Passwords are one of the most significant sources of frustration in our daily digital lives, and the same goes for healthcare organizations. However, I believe that passwords don’t need to be such a problem.
Everyone is used to being asked to include special characters and numbers in their passwords, supposedly to increase security. Still, you might be surprised to learn that HIPAA doesn’t actually require any particular complexity rules. Not only that, we have learned in recent years through evidence-based research that complexity rules for passwords just don’t work. In fact, they make things worse. Users often work around password rules in ways that are very predictable and reduce a healthcare organization’s security posture.
So, what does work?
There are three simple rules for creating effective passwords, and those are:
Long passwords are great because they can be harder to guess than shorter passwords, but this doesn’t make them inherently secure. It’s important to keep in mind that a long password is only good if it is also random, meaning not something obvious that a hacker could guess (your children’s names, etc.). Also, “uniqueness” means using a password that you’ve never used before. You should always assume that any of your old passwords have already been breached and are available for hackers to find on the dark web. If you’re using the same password for social media as you are for your VPN, your VPN is at risk.
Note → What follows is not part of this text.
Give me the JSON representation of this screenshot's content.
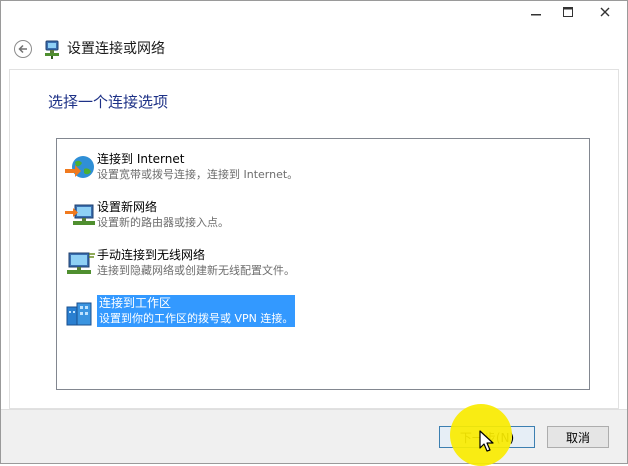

Implementing these changes might be a large culture shift for your organization, but taking the time to explain to your users why this is important and getting them involved will go a long way towards making your system secure. You should never discount the human element when thinking about the fundamental aspects of cybersecurity. This is why training and sharing knowledge with your organization’s users is so important.
For more information about best practices, check out this Webinar!
If you want to improve your healthcare organization’s cybersecurity, talk to a Matterform risk analyst today.